◆ TASK INPUTS
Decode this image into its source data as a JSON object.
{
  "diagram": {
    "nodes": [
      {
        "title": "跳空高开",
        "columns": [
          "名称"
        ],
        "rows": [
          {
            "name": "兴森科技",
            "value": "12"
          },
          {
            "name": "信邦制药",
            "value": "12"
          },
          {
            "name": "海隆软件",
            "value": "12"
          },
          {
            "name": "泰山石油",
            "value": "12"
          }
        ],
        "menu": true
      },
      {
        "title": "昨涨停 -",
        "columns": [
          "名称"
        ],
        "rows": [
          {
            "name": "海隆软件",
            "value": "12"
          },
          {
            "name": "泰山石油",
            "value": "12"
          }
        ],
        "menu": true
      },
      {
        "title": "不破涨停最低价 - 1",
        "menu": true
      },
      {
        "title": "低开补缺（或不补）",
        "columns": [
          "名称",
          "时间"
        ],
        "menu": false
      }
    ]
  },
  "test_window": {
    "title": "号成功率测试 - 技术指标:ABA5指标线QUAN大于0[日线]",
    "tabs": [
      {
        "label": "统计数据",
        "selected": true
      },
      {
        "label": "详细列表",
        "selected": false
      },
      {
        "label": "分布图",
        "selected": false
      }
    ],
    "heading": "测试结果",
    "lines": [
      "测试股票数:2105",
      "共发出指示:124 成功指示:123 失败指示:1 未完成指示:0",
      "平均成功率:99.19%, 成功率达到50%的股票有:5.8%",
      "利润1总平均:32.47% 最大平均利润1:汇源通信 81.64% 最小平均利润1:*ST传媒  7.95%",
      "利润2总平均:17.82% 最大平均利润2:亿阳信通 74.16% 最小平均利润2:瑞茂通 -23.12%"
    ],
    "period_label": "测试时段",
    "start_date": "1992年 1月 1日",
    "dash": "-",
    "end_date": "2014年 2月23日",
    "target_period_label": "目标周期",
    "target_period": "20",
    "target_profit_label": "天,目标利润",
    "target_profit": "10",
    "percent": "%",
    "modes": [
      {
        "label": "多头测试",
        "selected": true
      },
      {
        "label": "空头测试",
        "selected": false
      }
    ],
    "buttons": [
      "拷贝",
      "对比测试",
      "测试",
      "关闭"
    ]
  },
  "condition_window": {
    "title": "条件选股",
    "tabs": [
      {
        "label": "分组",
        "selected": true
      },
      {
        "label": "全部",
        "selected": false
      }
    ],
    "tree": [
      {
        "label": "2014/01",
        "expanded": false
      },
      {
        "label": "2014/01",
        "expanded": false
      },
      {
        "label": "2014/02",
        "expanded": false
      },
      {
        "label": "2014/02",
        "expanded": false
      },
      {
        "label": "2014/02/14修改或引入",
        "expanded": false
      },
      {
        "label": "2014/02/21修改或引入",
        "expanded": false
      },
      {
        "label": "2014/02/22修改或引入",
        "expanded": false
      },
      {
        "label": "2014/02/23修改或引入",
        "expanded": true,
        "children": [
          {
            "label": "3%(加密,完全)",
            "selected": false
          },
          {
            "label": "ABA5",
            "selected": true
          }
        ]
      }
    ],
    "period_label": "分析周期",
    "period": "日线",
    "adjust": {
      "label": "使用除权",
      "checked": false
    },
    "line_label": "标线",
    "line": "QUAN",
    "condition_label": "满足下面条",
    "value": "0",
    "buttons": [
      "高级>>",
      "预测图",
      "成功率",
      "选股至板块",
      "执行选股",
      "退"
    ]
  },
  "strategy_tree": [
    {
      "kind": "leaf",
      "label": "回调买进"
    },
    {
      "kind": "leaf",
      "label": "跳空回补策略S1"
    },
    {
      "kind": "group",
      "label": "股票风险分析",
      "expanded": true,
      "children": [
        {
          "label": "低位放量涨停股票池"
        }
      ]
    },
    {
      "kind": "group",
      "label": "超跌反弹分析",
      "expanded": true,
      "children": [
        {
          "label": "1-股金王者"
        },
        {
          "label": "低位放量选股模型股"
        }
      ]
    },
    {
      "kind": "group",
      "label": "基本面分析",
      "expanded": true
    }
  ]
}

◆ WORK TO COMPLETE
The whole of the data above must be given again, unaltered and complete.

◆ TASK OUTPUT
Decode this image into its source data as a JSON object.
{
  "diagram": {
    "nodes": [
      {
        "title": "跳空高开",
        "columns": [
          "名称"
        ],
        "rows": [
          {
            "name": "兴森科技",
            "value": "12"
          },
          {
            "name": "信邦制药",
            "value": "12"
          },
          {
            "name": "海隆软件",
            "value": "12"
          },
          {
            "name": "泰山石油",
            "value": "12"
          }
        ],
        "menu": true
      },
      {
        "title": "昨涨停 -",
        "columns": [
          "名称"
        ],
        "rows": [
          {
            "name": "海隆软件",
            "value": "12"
          },
          {
            "name": "泰山石油",
            "value": "12"
          }
        ],
        "menu": true
      },
      {
        "title": "不破涨停最低价 - 1",
        "menu": true
      },
      {
        "title": "低开补缺（或不补）",
        "columns": [
          "名称",
          "时间"
        ],
        "menu": false
      }
    ]
  },
  "test_window": {
    "title": "号成功率测试 - 技术指标:ABA5指标线QUAN大于0[日线]",
    "tabs": [
      {
        "label": "统计数据",
        "selected": true
      },
      {
        "label": "详细列表",
        "selected": false
      },
      {
        "label": "分布图",
        "selected": false
      }
    ],
    "heading": "测试结果",
    "lines": [
      "测试股票数:2105",
      "共发出指示:124 成功指示:123 失败指示:1 未完成指示:0",
      "平均成功率:99.19%, 成功率达到50%的股票有:5.8%",
      "利润1总平均:32.47% 最大平均利润1:汇源通信 81.64% 最小平均利润1:*ST传媒  7.95%",
      "利润2总平均:17.82% 最大平均利润2:亿阳信通 74.16% 最小平均利润2:瑞茂通 -23.12%"
    ],
    "period_label": "测试时段",
    "start_date": "1992年 1月 1日",
    "dash": "-",
    "end_date": "2014年 2月23日",
    "target_period_label": "目标周期",
    "target_period": "20",
    "target_profit_label": "天,目标利润",
    "target_profit": "10",
    "percent": "%",
    "modes": [
      {
        "label": "多头测试",
        "selected": true
      },
      {
        "label": "空头测试",
        "selected": false
      }
    ],
    "buttons": [
      "拷贝",
      "对比测试",
      "测试",
      "关闭"
    ]
  },
  "condition_window": {
    "title": "条件选股",
    "tabs": [
      {
        "label": "分组",
        "selected": true
      },
      {
        "label": "全部",
        "selected": false
      }
    ],
    "tree": [
      {
        "label": "2014/01",
        "expanded": false
      },
      {
        "label": "2014/01",
        "expanded": false
      },
      {
        "label": "2014/02",
        "expanded": false
      },
      {
        "label": "2014/02",
        "expanded": false
      },
      {
        "label": "2014/02/14修改或引入",
        "expanded": false
      },
      {
        "label": "2014/02/21修改或引入",
        "expanded": false
      },
      {
        "label": "2014/02/22修改或引入",
        "expanded": false
      },
      {
        "label": "2014/02/23修改或引入",
        "expanded": true,
        "children": [
          {
            "label": "3%(加密,完全)",
            "selected": false
          },
          {
            "label": "ABA5",
            "selected": true
          }
        ]
      }
    ],
    "period_label": "分析周期",
    "period": "日线",
    "adjust": {
      "label": "使用除权",
      "checked": false
    },
    "line_label": "标线",
    "line": "QUAN",
    "condition_label": "满足下面条",
    "value": "0",
    "buttons": [
      "高级>>",
      "预测图",
      "成功率",
      "选股至板块",
      "执行选股",
      "退"
    ]
  },
  "strategy_tree": [
    {
      "kind": "leaf",
      "label": "回调买进"
    },
    {
      "kind": "leaf",
      "label": "跳空回补策略S1"
    },
    {
      "kind": "group",
      "label": "股票风险分析",
      "expanded": true,
      "children": [
        {
          "label": "低位放量涨停股票池"
        }
      ]
    },
    {
      "kind": "group",
      "label": "超跌反弹分析",
      "expanded": true,
      "children": [
        {
          "label": "1-股金王者"
        },
        {
          "label": "低位放量选股模型股"
        }
      ]
    },
    {
      "kind": "group",
      "label": "基本面分析",
      "expanded": true
    }
  ]
}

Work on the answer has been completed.